■ DATA LISTING:
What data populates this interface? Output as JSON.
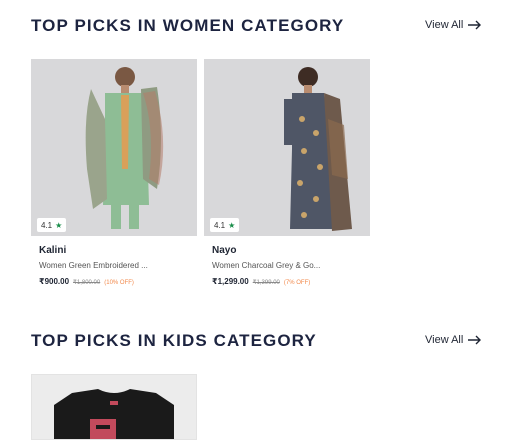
{
  "women": {
    "title": "TOP PICKS IN WOMEN CATEGORY",
    "view_all": "View All",
    "products": [
      {
        "rating": "4.1",
        "brand": "Kalini",
        "description": "Women Green Embroidered ...",
        "price": "₹900.00",
        "mrp": "₹1,800.00",
        "discount": "(10% OFF)",
        "colors": {
          "background": "#d8d8da",
          "kurta": "#8ebd95",
          "dupatta": "#9aa48c"
        }
      },
      {
        "rating": "4.1",
        "brand": "Nayo",
        "description": "Women Charcoal Grey & Go...",
        "price": "₹1,299.00",
        "mrp": "₹1,399.00",
        "discount": "(7% OFF)",
        "colors": {
          "background": "#d8d8da",
          "kurta": "#4f5666",
          "dupatta": "#6e5a4c"
        }
      }
    ]
  },
  "kids": {
    "title": "TOP PICKS IN KIDS CATEGORY",
    "view_all": "View All",
    "products": [
      {
        "colors": {
          "background": "#ececec",
          "tshirt": "#1a1a1a",
          "print": "#c24a5c"
        }
      }
    ]
  }
}
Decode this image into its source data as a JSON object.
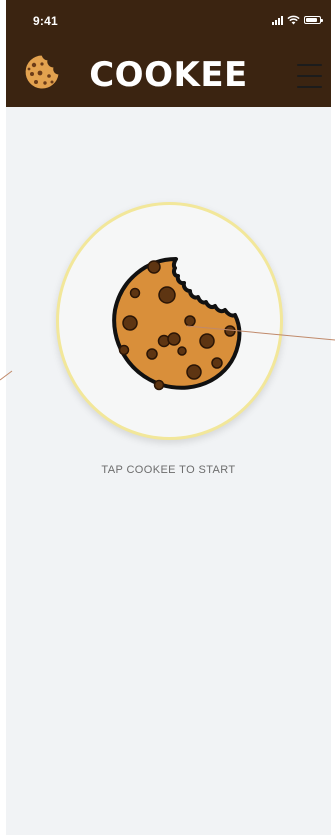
{
  "status_bar": {
    "time": "9:41"
  },
  "header": {
    "title": "COOKEE",
    "logo_icon": "cookie-logo-icon",
    "menu_icon": "hamburger-menu-icon"
  },
  "main": {
    "cookie_icon": "bitten-cookie-icon",
    "prompt": "TAP COOKEE TO START"
  },
  "colors": {
    "header_bg": "#3b2411",
    "screen_bg": "#f1f3f5",
    "circle_border": "#f2e79a",
    "cookie": "#d98f3a"
  }
}
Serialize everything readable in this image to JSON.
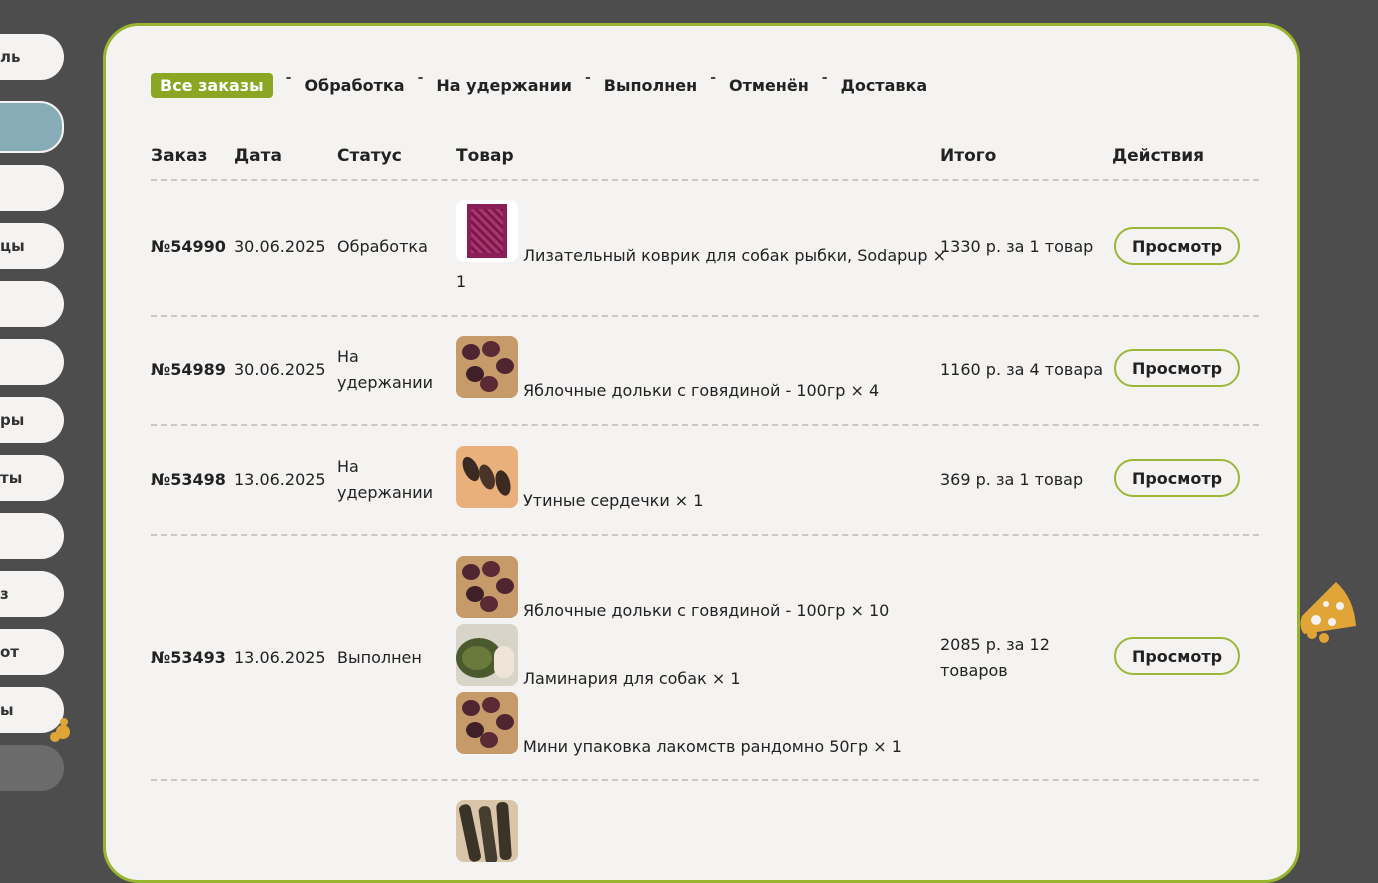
{
  "sidebar": {
    "items": [
      {
        "label": "ль"
      },
      {
        "label": ""
      },
      {
        "label": ""
      },
      {
        "label": "цы"
      },
      {
        "label": ""
      },
      {
        "label": ""
      },
      {
        "label": "ры"
      },
      {
        "label": "ты"
      },
      {
        "label": ""
      },
      {
        "label": "з"
      },
      {
        "label": "от"
      },
      {
        "label": "ы"
      },
      {
        "label": ""
      }
    ]
  },
  "tabs": [
    {
      "label": "Все заказы"
    },
    {
      "label": "Обработка"
    },
    {
      "label": "На удержании"
    },
    {
      "label": "Выполнен"
    },
    {
      "label": "Отменён"
    },
    {
      "label": "Доставка"
    }
  ],
  "tab_separator": "-",
  "table": {
    "headers": {
      "order": "Заказ",
      "date": "Дата",
      "status": "Статус",
      "product": "Товар",
      "total": "Итого",
      "actions": "Действия"
    },
    "rows": [
      {
        "order": "№54990",
        "date": "30.06.2025",
        "status": "Обработка",
        "products": [
          {
            "name": "Лизательный коврик для собак рыбки, Sodapup ×",
            "qty_line": "1"
          }
        ],
        "total": "1330 р. за 1 товар",
        "action": "Просмотр"
      },
      {
        "order": "№54989",
        "date": "30.06.2025",
        "status": "На удержании",
        "products": [
          {
            "name": "Яблочные дольки с говядиной - 100гр × 4"
          }
        ],
        "total": "1160 р. за 4 товара",
        "action": "Просмотр"
      },
      {
        "order": "№53498",
        "date": "13.06.2025",
        "status": "На удержании",
        "products": [
          {
            "name": "Утиные сердечки × 1"
          }
        ],
        "total": "369 р. за 1 товар",
        "action": "Просмотр"
      },
      {
        "order": "№53493",
        "date": "13.06.2025",
        "status": "Выполнен",
        "products": [
          {
            "name": "Яблочные дольки с говядиной - 100гр × 10"
          },
          {
            "name": "Ламинария для собак × 1"
          },
          {
            "name": "Мини упаковка лакомств рандомно 50гр × 1"
          }
        ],
        "total": "2085 р. за 12 товаров",
        "action": "Просмотр"
      }
    ]
  },
  "colors": {
    "background": "#4d4d4d",
    "panel": "#f4f3f1",
    "accent_green": "#97b52e",
    "active_tab": "#8aa622",
    "sidebar_active": "#86adb7",
    "cheese": "#e1a437"
  },
  "icons": [
    "cheese-icon",
    "paw-icon"
  ]
}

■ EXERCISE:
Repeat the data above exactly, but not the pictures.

■ REPLY:
What data populates this interface? Output as JSON.
{
  "women": {
    "title": "TOP PICKS IN WOMEN CATEGORY",
    "view_all": "View All",
    "products": [
      {
        "rating": "4.1",
        "brand": "Kalini",
        "description": "Women Green Embroidered ...",
        "price": "₹900.00",
        "mrp": "₹1,800.00",
        "discount": "(10% OFF)",
        "colors": {
          "background": "#d8d8da",
          "kurta": "#8ebd95",
          "dupatta": "#9aa48c"
        }
      },
      {
        "rating": "4.1",
        "brand": "Nayo",
        "description": "Women Charcoal Grey & Go...",
        "price": "₹1,299.00",
        "mrp": "₹1,399.00",
        "discount": "(7% OFF)",
        "colors": {
          "background": "#d8d8da",
          "kurta": "#4f5666",
          "dupatta": "#6e5a4c"
        }
      }
    ]
  },
  "kids": {
    "title": "TOP PICKS IN KIDS CATEGORY",
    "view_all": "View All",
    "products": [
      {
        "colors": {
          "background": "#ececec",
          "tshirt": "#1a1a1a",
          "print": "#c24a5c"
        }
      }
    ]
  }
}
Decode this image into its source data as a JSON object.
{
  "status_bar": {
    "time": "9:41"
  },
  "header": {
    "title": "COOKEE",
    "logo_icon": "cookie-logo-icon",
    "menu_icon": "hamburger-menu-icon"
  },
  "main": {
    "cookie_icon": "bitten-cookie-icon",
    "prompt": "TAP COOKEE TO START"
  },
  "colors": {
    "header_bg": "#3b2411",
    "screen_bg": "#f1f3f5",
    "circle_border": "#f2e79a",
    "cookie": "#d98f3a"
  }
}
Serialize everything readable in this image to JSON.
{
  "sidebar": {
    "items": [
      {
        "label": "ль"
      },
      {
        "label": ""
      },
      {
        "label": ""
      },
      {
        "label": "цы"
      },
      {
        "label": ""
      },
      {
        "label": ""
      },
      {
        "label": "ры"
      },
      {
        "label": "ты"
      },
      {
        "label": ""
      },
      {
        "label": "з"
      },
      {
        "label": "от"
      },
      {
        "label": "ы"
      },
      {
        "label": ""
      }
    ]
  },
  "tabs": [
    {
      "label": "Все заказы"
    },
    {
      "label": "Обработка"
    },
    {
      "label": "На удержании"
    },
    {
      "label": "Выполнен"
    },
    {
      "label": "Отменён"
    },
    {
      "label": "Доставка"
    }
  ],
  "tab_separator": "-",
  "table": {
    "headers": {
      "order": "Заказ",
      "date": "Дата",
      "status": "Статус",
      "product": "Товар",
      "total": "Итого",
      "actions": "Действия"
    },
    "rows": [
      {
        "order": "№54990",
        "date": "30.06.2025",
        "status": "Обработка",
        "products": [
          {
            "name": "Лизательный коврик для собак рыбки, Sodapup ×",
            "qty_line": "1"
          }
        ],
        "total": "1330 р. за 1 товар",
        "action": "Просмотр"
      },
      {
        "order": "№54989",
        "date": "30.06.2025",
        "status": "На удержании",
        "products": [
          {
            "name": "Яблочные дольки с говядиной - 100гр × 4"
          }
        ],
        "total": "1160 р. за 4 товара",
        "action": "Просмотр"
      },
      {
        "order": "№53498",
        "date": "13.06.2025",
        "status": "На удержании",
        "products": [
          {
            "name": "Утиные сердечки × 1"
          }
        ],
        "total": "369 р. за 1 товар",
        "action": "Просмотр"
      },
      {
        "order": "№53493",
        "date": "13.06.2025",
        "status": "Выполнен",
        "products": [
          {
            "name": "Яблочные дольки с говядиной - 100гр × 10"
          },
          {
            "name": "Ламинария для собак × 1"
          },
          {
            "name": "Мини упаковка лакомств рандомно 50гр × 1"
          }
        ],
        "total": "2085 р. за 12 товаров",
        "action": "Просмотр"
      }
    ]
  },
  "colors": {
    "background": "#4d4d4d",
    "panel": "#f4f3f1",
    "accent_green": "#97b52e",
    "active_tab": "#8aa622",
    "sidebar_active": "#86adb7",
    "cheese": "#e1a437"
  },
  "icons": [
    "cheese-icon",
    "paw-icon"
  ]
}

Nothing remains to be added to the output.